→ What to do
Make an exact copy of the listing below. Pictures stay out of it.

→ Material supplied

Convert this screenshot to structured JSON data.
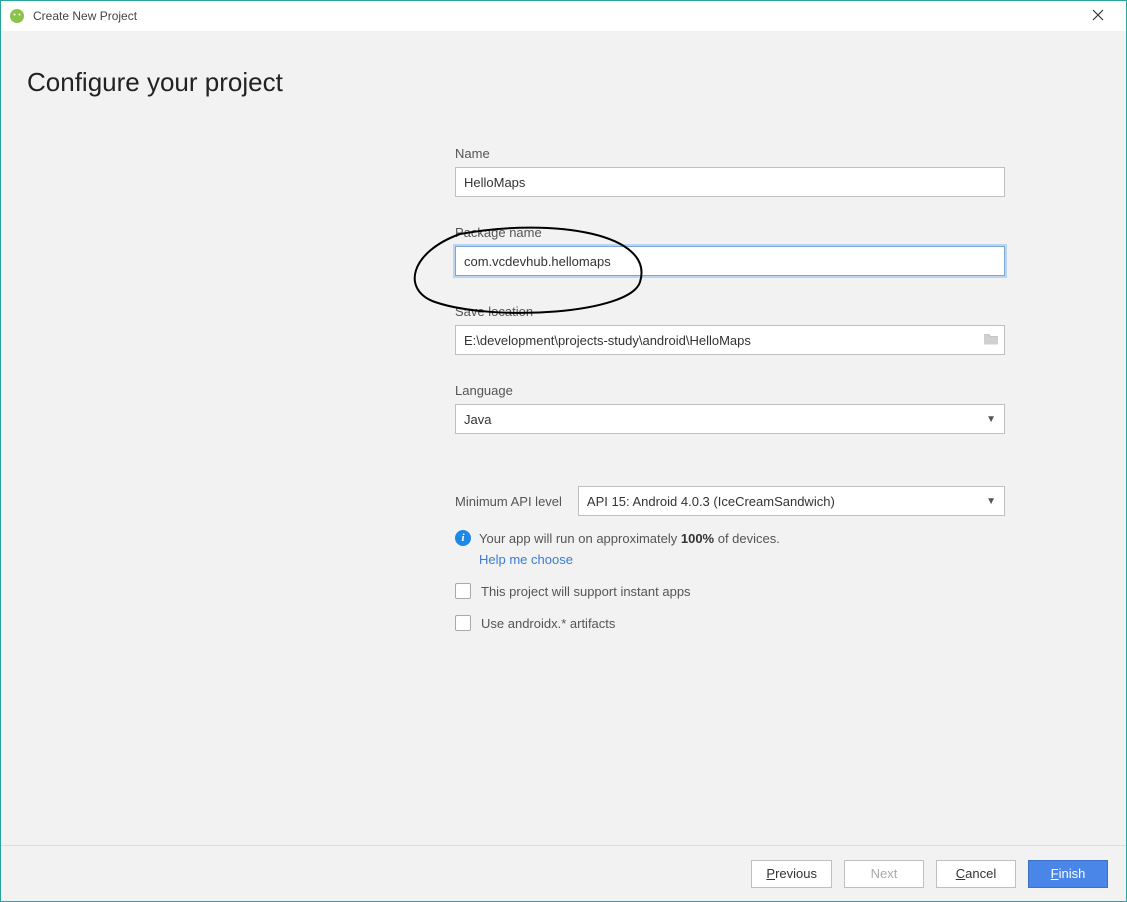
{
  "window": {
    "title": "Create New Project"
  },
  "header": {
    "title": "Configure your project"
  },
  "fields": {
    "name": {
      "label": "Name",
      "value": "HelloMaps"
    },
    "package": {
      "label": "Package name",
      "value": "com.vcdevhub.hellomaps"
    },
    "save": {
      "label": "Save location",
      "value": "E:\\development\\projects-study\\android\\HelloMaps"
    },
    "language": {
      "label": "Language",
      "value": "Java"
    },
    "api": {
      "label": "Minimum API level",
      "value": "API 15: Android 4.0.3 (IceCreamSandwich)"
    }
  },
  "info": {
    "prefix": "Your app will run on approximately ",
    "percent": "100%",
    "suffix": " of devices.",
    "help": "Help me choose"
  },
  "checks": {
    "instant": "This project will support instant apps",
    "androidx": "Use androidx.* artifacts"
  },
  "buttons": {
    "previous": {
      "u": "P",
      "rest": "revious"
    },
    "next": "Next",
    "cancel": {
      "u": "C",
      "rest": "ancel"
    },
    "finish": {
      "u": "F",
      "rest": "inish"
    }
  }
}
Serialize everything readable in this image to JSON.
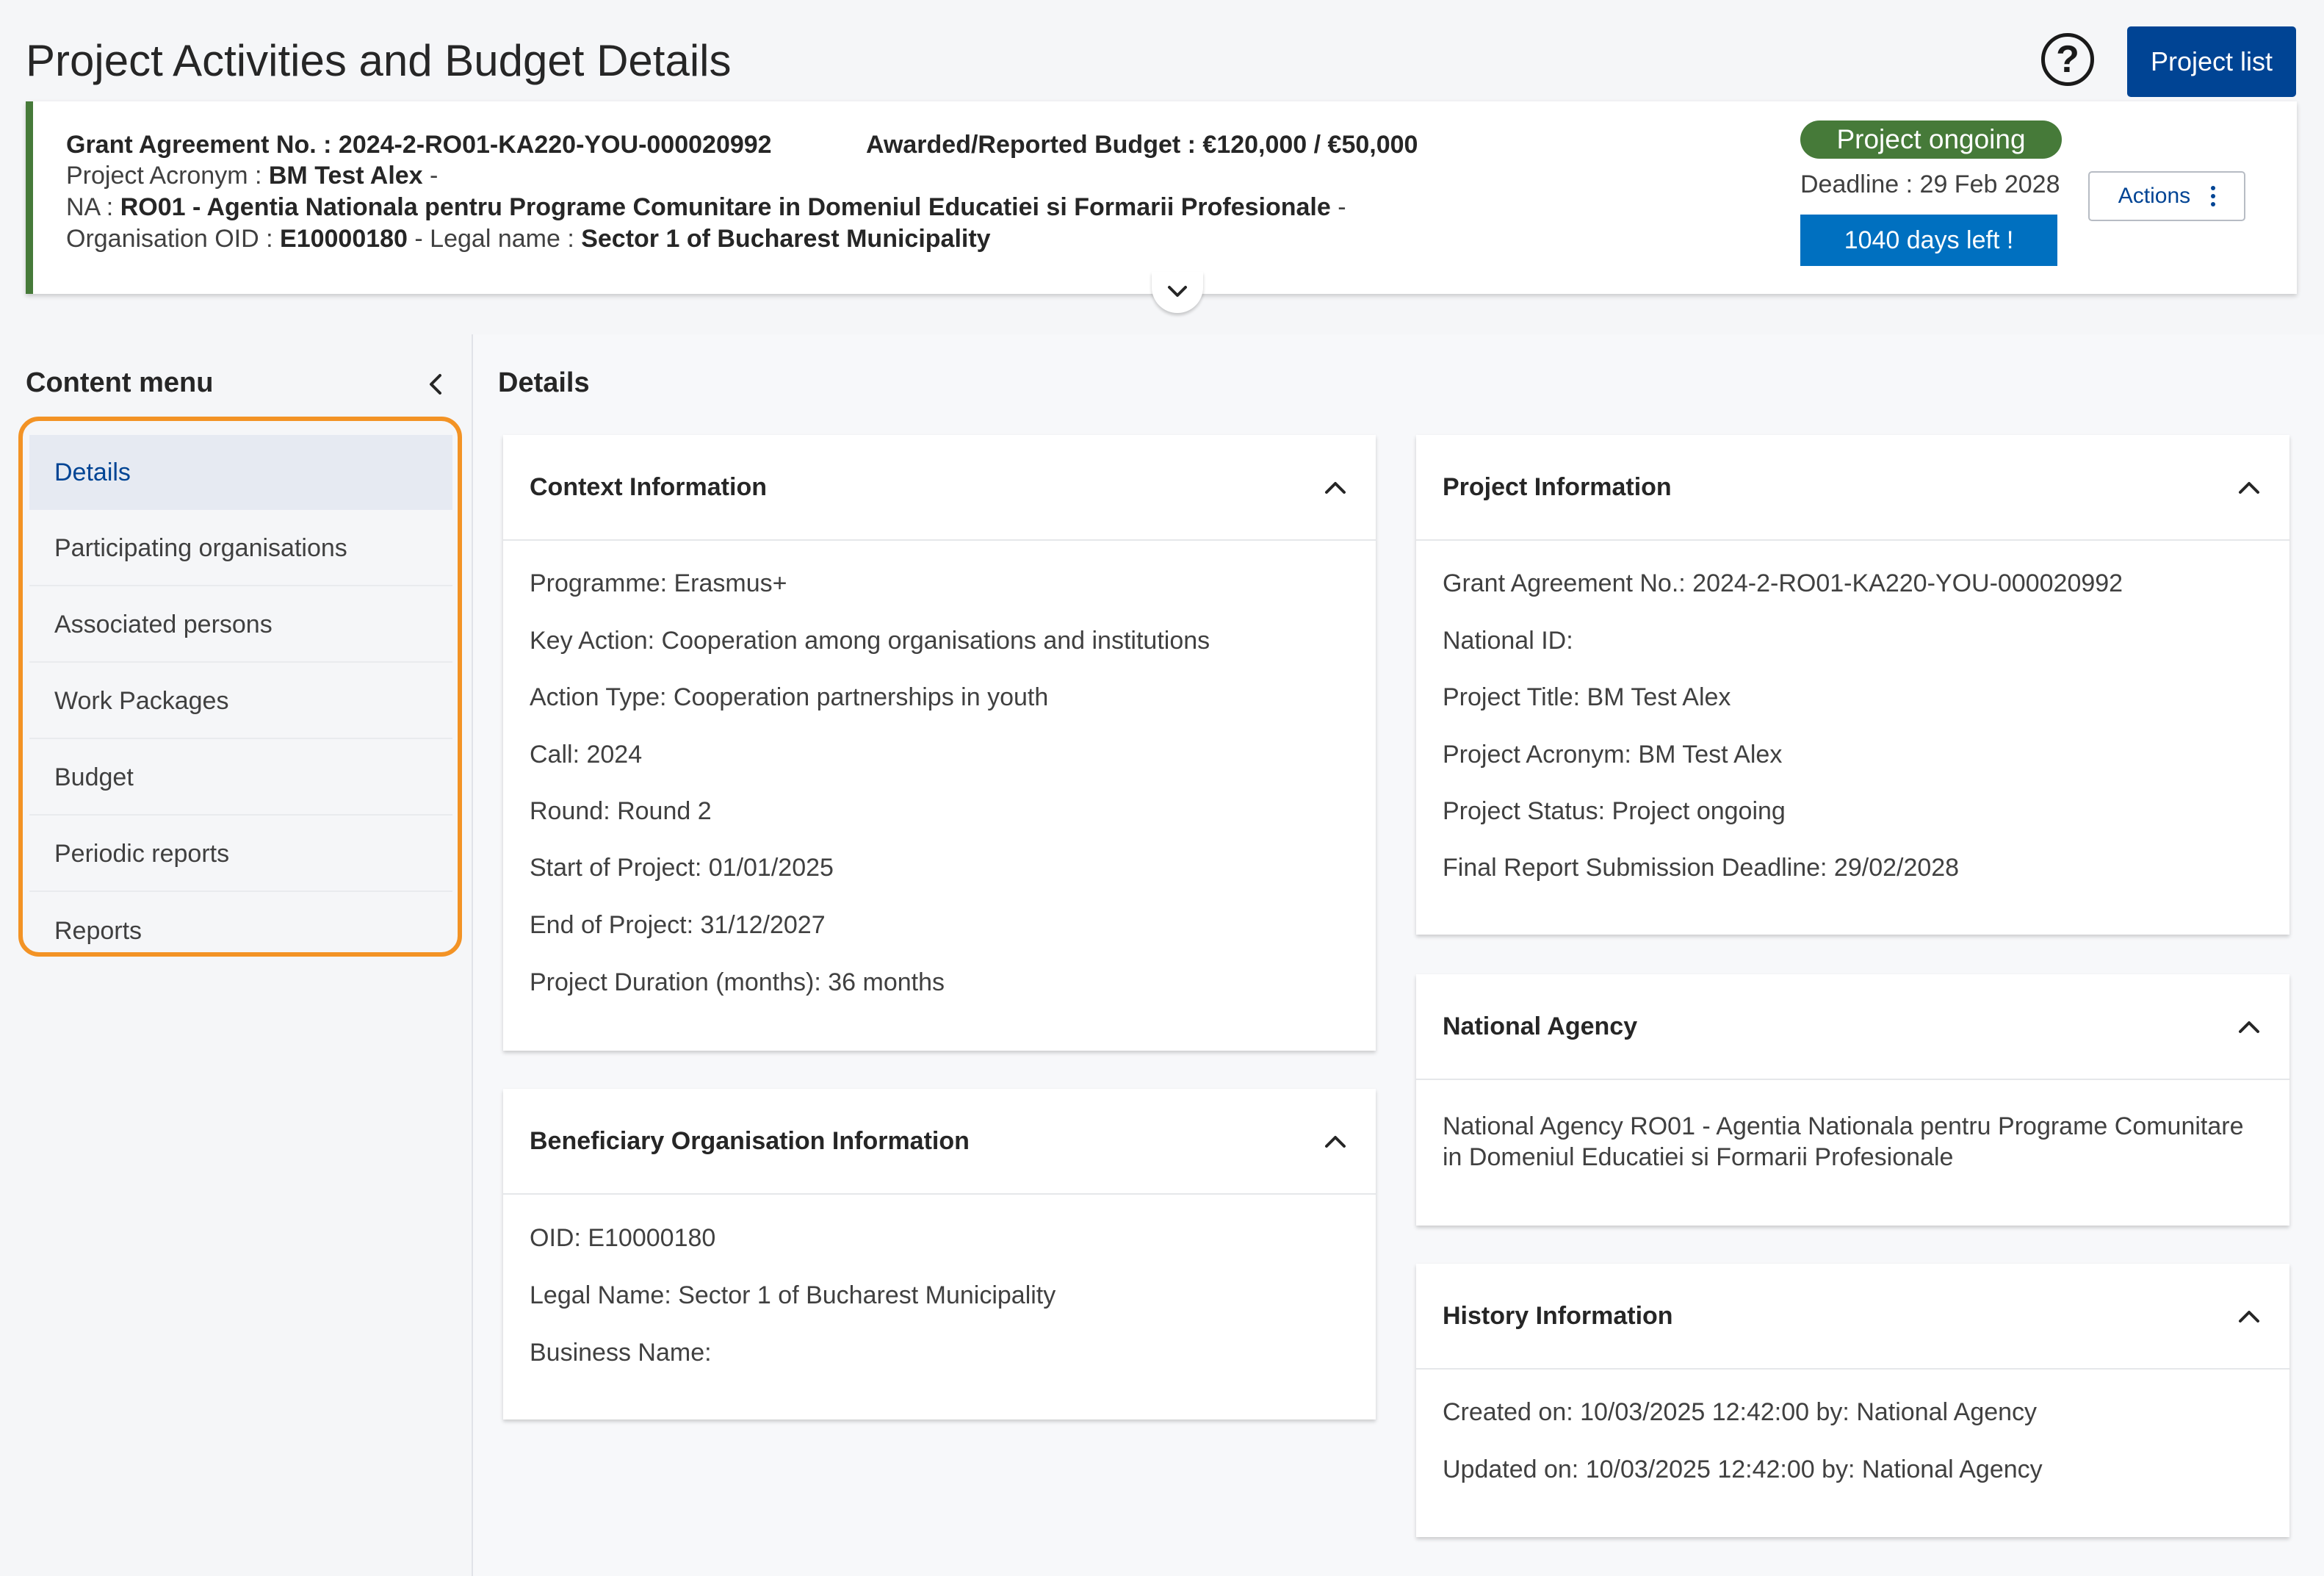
{
  "header": {
    "title": "Project Activities and Budget Details",
    "help_icon": "question-circle-icon",
    "project_list_label": "Project list"
  },
  "summary": {
    "grant_label": "Grant Agreement No. : ",
    "grant_value": "2024-2-RO01-KA220-YOU-000020992",
    "budget_label": "Awarded/Reported Budget : ",
    "budget_value": "€120,000 / €50,000",
    "acronym_label": "Project Acronym : ",
    "acronym_value": "BM Test Alex",
    "acronym_suffix": " -",
    "na_label": "NA : ",
    "na_value": "RO01 - Agentia Nationala pentru Programe Comunitare in Domeniul Educatiei si Formarii Profesionale",
    "na_suffix": " -",
    "oid_label": "Organisation OID : ",
    "oid_value": "E10000180",
    "legal_label": " - Legal name : ",
    "legal_value": "Sector 1 of Bucharest Municipality",
    "status": "Project ongoing",
    "status_color": "#467a39",
    "deadline": "Deadline : 29 Feb 2028",
    "days_left": "1040 days left !",
    "actions_label": "Actions",
    "accent_color": "#004494"
  },
  "menu": {
    "title": "Content menu",
    "items": [
      {
        "label": "Details",
        "active": true
      },
      {
        "label": "Participating organisations"
      },
      {
        "label": "Associated persons"
      },
      {
        "label": "Work Packages"
      },
      {
        "label": "Budget"
      },
      {
        "label": "Periodic reports"
      },
      {
        "label": "Reports"
      }
    ],
    "highlight_color": "#f39325"
  },
  "main": {
    "title": "Details",
    "context": {
      "title": "Context Information",
      "fields": [
        "Programme: Erasmus+",
        "Key Action: Cooperation among organisations and institutions",
        "Action Type: Cooperation partnerships in youth",
        "Call: 2024",
        "Round: Round 2",
        "Start of Project: 01/01/2025",
        "End of Project: 31/12/2027",
        "Project Duration (months): 36 months"
      ]
    },
    "beneficiary": {
      "title": "Beneficiary Organisation Information",
      "fields": [
        "OID: E10000180",
        "Legal Name: Sector 1 of Bucharest Municipality",
        "Business Name:"
      ]
    },
    "project": {
      "title": "Project Information",
      "fields": [
        "Grant Agreement No.: 2024-2-RO01-KA220-YOU-000020992",
        "National ID:",
        "Project Title: BM Test Alex",
        "Project Acronym: BM Test Alex",
        "Project Status: Project ongoing",
        "Final Report Submission Deadline: 29/02/2028"
      ]
    },
    "agency": {
      "title": "National Agency",
      "text": "National Agency RO01 - Agentia Nationala pentru Programe Comunitare in Domeniul Educatiei si Formarii Profesionale"
    },
    "history": {
      "title": "History Information",
      "fields": [
        "Created on: 10/03/2025 12:42:00 by: National Agency",
        "Updated on: 10/03/2025 12:42:00 by: National Agency"
      ]
    }
  }
}
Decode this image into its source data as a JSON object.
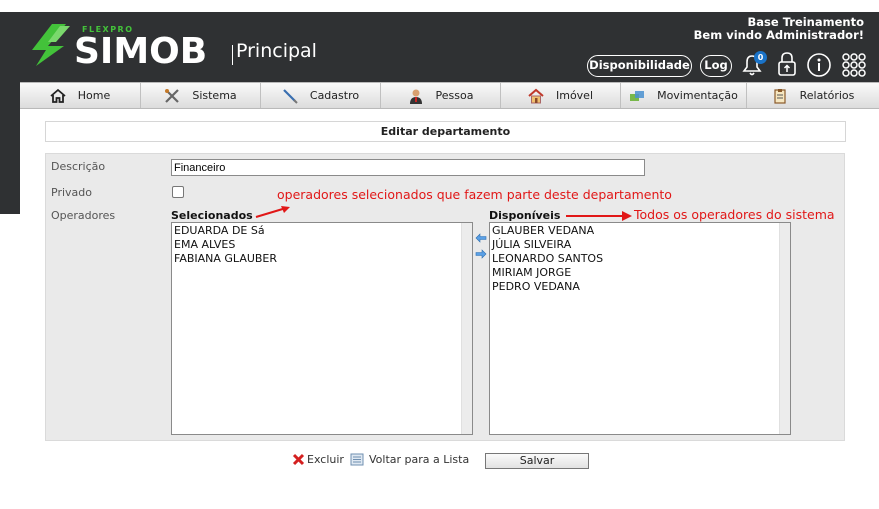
{
  "brand": {
    "small": "FLEXPRO",
    "big": "SIMOB",
    "sub": "Principal"
  },
  "user": {
    "line1": "Base Treinamento",
    "line2": "Bem vindo Administrador!"
  },
  "topbar": {
    "availability_label": "Disponibilidade",
    "log_label": "Log",
    "notifications_count": "0"
  },
  "nav": [
    {
      "label": "Home",
      "icon": "home-icon"
    },
    {
      "label": "Sistema",
      "icon": "tools-icon"
    },
    {
      "label": "Cadastro",
      "icon": "pen-icon"
    },
    {
      "label": "Pessoa",
      "icon": "person-icon"
    },
    {
      "label": "Imóvel",
      "icon": "house-icon"
    },
    {
      "label": "Movimentação",
      "icon": "transfer-icon"
    },
    {
      "label": "Relatórios",
      "icon": "report-icon"
    }
  ],
  "form": {
    "title": "Editar departamento",
    "description_label": "Descrição",
    "description_value": "Financeiro",
    "private_label": "Privado",
    "operators_label": "Operadores",
    "selected_header": "Selecionados",
    "available_header": "Disponíveis",
    "selected": [
      "EDUARDA DE Sá",
      "EMA ALVES",
      "FABIANA GLAUBER"
    ],
    "available": [
      "GLAUBER VEDANA",
      "JÚLIA SILVEIRA",
      "LEONARDO SANTOS",
      "MIRIAM JORGE",
      "PEDRO VEDANA"
    ]
  },
  "annotations": {
    "selected_note": "operadores selecionados que fazem parte deste departamento",
    "available_note": "Todos os operadores do sistema",
    "color": "#e11717"
  },
  "actions": {
    "delete_label": "Excluir",
    "back_label": "Voltar para a Lista",
    "save_label": "Salvar"
  },
  "colors": {
    "header_bg": "#2f3133",
    "brand_green": "#43c23a",
    "form_bg": "#eaeaea"
  }
}
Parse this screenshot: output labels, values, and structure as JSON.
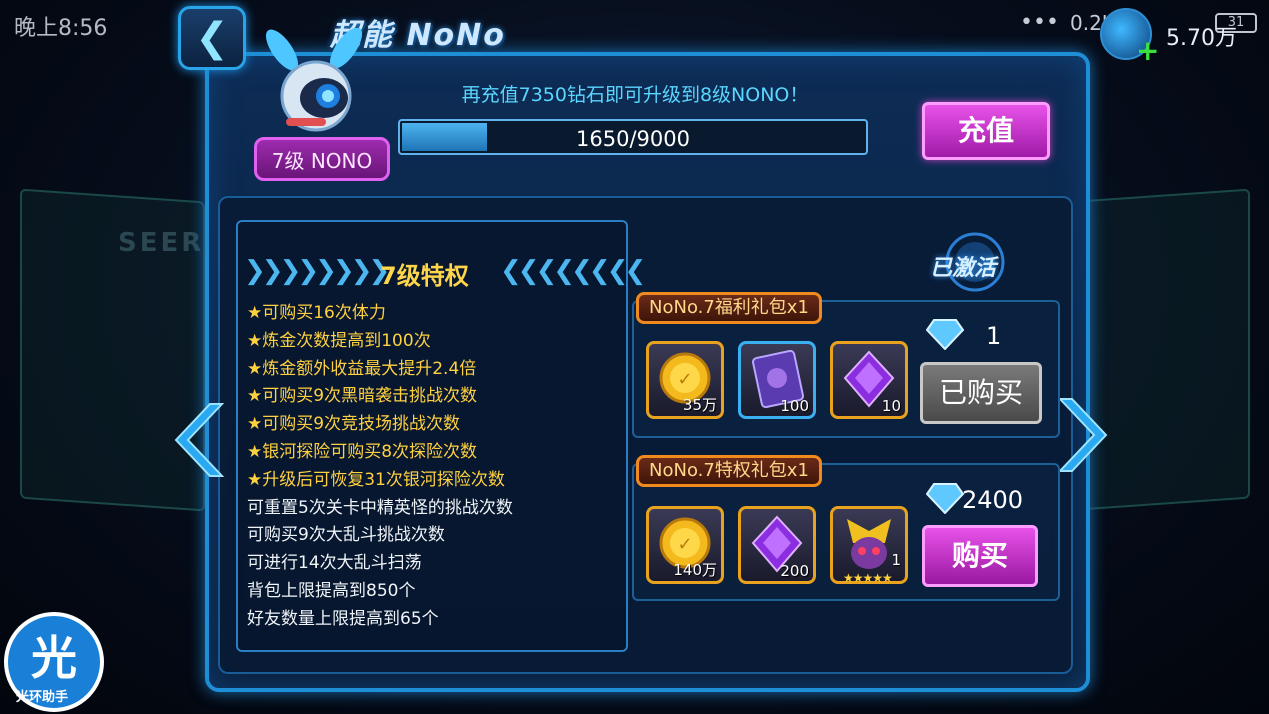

→ Task result
Convert this screenshot to structured JSON data.
{
  "window": {
    "title": "Create New Project"
  },
  "header": {
    "title": "Configure your project"
  },
  "fields": {
    "name": {
      "label": "Name",
      "value": "HelloMaps"
    },
    "package": {
      "label": "Package name",
      "value": "com.vcdevhub.hellomaps"
    },
    "save": {
      "label": "Save location",
      "value": "E:\\development\\projects-study\\android\\HelloMaps"
    },
    "language": {
      "label": "Language",
      "value": "Java"
    },
    "api": {
      "label": "Minimum API level",
      "value": "API 15: Android 4.0.3 (IceCreamSandwich)"
    }
  },
  "info": {
    "prefix": "Your app will run on approximately ",
    "percent": "100%",
    "suffix": " of devices.",
    "help": "Help me choose"
  },
  "checks": {
    "instant": "This project will support instant apps",
    "androidx": "Use androidx.* artifacts"
  },
  "buttons": {
    "previous": {
      "u": "P",
      "rest": "revious"
    },
    "next": "Next",
    "cancel": {
      "u": "C",
      "rest": "ancel"
    },
    "finish": {
      "u": "F",
      "rest": "inish"
    }
  }
}
Serialize everything readable in this image to JSON.
{
  "header": {
    "title": "Project Activities and Budget Details",
    "help_icon": "question-circle-icon",
    "project_list_label": "Project list"
  },
  "summary": {
    "grant_label": "Grant Agreement No. : ",
    "grant_value": "2024-2-RO01-KA220-YOU-000020992",
    "budget_label": "Awarded/Reported Budget : ",
    "budget_value": "€120,000 / €50,000",
    "acronym_label": "Project Acronym : ",
    "acronym_value": "BM Test Alex",
    "acronym_suffix": " -",
    "na_label": "NA : ",
    "na_value": "RO01 - Agentia Nationala pentru Programe Comunitare in Domeniul Educatiei si Formarii Profesionale",
    "na_suffix": " -",
    "oid_label": "Organisation OID : ",
    "oid_value": "E10000180",
    "legal_label": " - Legal name : ",
    "legal_value": "Sector 1 of Bucharest Municipality",
    "status": "Project ongoing",
    "status_color": "#467a39",
    "deadline": "Deadline : 29 Feb 2028",
    "days_left": "1040 days left !",
    "actions_label": "Actions",
    "accent_color": "#004494"
  },
  "menu": {
    "title": "Content menu",
    "items": [
      {
        "label": "Details",
        "active": true
      },
      {
        "label": "Participating organisations"
      },
      {
        "label": "Associated persons"
      },
      {
        "label": "Work Packages"
      },
      {
        "label": "Budget"
      },
      {
        "label": "Periodic reports"
      },
      {
        "label": "Reports"
      }
    ],
    "highlight_color": "#f39325"
  },
  "main": {
    "title": "Details",
    "context": {
      "title": "Context Information",
      "fields": [
        "Programme: Erasmus+",
        "Key Action: Cooperation among organisations and institutions",
        "Action Type: Cooperation partnerships in youth",
        "Call: 2024",
        "Round: Round 2",
        "Start of Project: 01/01/2025",
        "End of Project: 31/12/2027",
        "Project Duration (months): 36 months"
      ]
    },
    "beneficiary": {
      "title": "Beneficiary Organisation Information",
      "fields": [
        "OID: E10000180",
        "Legal Name: Sector 1 of Bucharest Municipality",
        "Business Name:"
      ]
    },
    "project": {
      "title": "Project Information",
      "fields": [
        "Grant Agreement No.: 2024-2-RO01-KA220-YOU-000020992",
        "National ID:",
        "Project Title: BM Test Alex",
        "Project Acronym: BM Test Alex",
        "Project Status: Project ongoing",
        "Final Report Submission Deadline: 29/02/2028"
      ]
    },
    "agency": {
      "title": "National Agency",
      "text": "National Agency RO01 - Agentia Nationala pentru Programe Comunitare in Domeniul Educatiei si Formarii Profesionale"
    },
    "history": {
      "title": "History Information",
      "fields": [
        "Created on: 10/03/2025 12:42:00 by: National Agency",
        "Updated on: 10/03/2025 12:42:00 by: National Agency"
      ]
    }
  }
}
Decode this image into its source data as a JSON object.
{
  "brand": {
    "small": "FLEXPRO",
    "big": "SIMOB",
    "sub": "Principal"
  },
  "user": {
    "line1": "Base Treinamento",
    "line2": "Bem vindo Administrador!"
  },
  "topbar": {
    "availability_label": "Disponibilidade",
    "log_label": "Log",
    "notifications_count": "0"
  },
  "nav": [
    {
      "label": "Home",
      "icon": "home-icon"
    },
    {
      "label": "Sistema",
      "icon": "tools-icon"
    },
    {
      "label": "Cadastro",
      "icon": "pen-icon"
    },
    {
      "label": "Pessoa",
      "icon": "person-icon"
    },
    {
      "label": "Imóvel",
      "icon": "house-icon"
    },
    {
      "label": "Movimentação",
      "icon": "transfer-icon"
    },
    {
      "label": "Relatórios",
      "icon": "report-icon"
    }
  ],
  "form": {
    "title": "Editar departamento",
    "description_label": "Descrição",
    "description_value": "Financeiro",
    "private_label": "Privado",
    "operators_label": "Operadores",
    "selected_header": "Selecionados",
    "available_header": "Disponíveis",
    "selected": [
      "EDUARDA DE Sá",
      "EMA ALVES",
      "FABIANA GLAUBER"
    ],
    "available": [
      "GLAUBER VEDANA",
      "JÚLIA SILVEIRA",
      "LEONARDO SANTOS",
      "MIRIAM JORGE",
      "PEDRO VEDANA"
    ]
  },
  "annotations": {
    "selected_note": "operadores selecionados que fazem parte deste departamento",
    "available_note": "Todos os operadores do sistema",
    "color": "#e11717"
  },
  "actions": {
    "delete_label": "Excluir",
    "back_label": "Voltar para a Lista",
    "save_label": "Salvar"
  },
  "colors": {
    "header_bg": "#2f3133",
    "brand_green": "#43c23a",
    "form_bg": "#eaeaea"
  }
}
Parse this screenshot: output labels, values, and structure as JSON.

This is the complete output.